**Task instructions:** Count the lines in the records below that contain the word "label", and reply with only that number.

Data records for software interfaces
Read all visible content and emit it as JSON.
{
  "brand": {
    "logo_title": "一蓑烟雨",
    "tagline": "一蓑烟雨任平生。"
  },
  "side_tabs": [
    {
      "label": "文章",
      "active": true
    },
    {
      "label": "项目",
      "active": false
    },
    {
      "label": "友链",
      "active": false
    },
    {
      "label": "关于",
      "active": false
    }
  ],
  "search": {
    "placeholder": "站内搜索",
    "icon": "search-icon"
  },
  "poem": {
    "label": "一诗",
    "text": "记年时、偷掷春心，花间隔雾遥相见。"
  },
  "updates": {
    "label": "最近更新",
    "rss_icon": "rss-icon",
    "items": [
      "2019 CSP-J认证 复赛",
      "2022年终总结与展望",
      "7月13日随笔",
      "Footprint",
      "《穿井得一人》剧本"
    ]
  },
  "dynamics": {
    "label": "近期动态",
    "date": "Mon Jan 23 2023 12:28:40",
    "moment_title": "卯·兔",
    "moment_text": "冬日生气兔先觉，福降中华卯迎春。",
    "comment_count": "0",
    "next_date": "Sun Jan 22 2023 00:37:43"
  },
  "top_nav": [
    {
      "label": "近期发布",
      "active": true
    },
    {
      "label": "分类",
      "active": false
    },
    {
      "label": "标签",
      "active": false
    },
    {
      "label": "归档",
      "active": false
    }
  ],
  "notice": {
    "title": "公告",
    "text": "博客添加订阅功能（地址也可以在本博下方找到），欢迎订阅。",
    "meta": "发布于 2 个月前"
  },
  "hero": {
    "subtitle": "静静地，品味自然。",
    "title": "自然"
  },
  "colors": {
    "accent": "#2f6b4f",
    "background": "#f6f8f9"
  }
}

**Finished exercise:** 11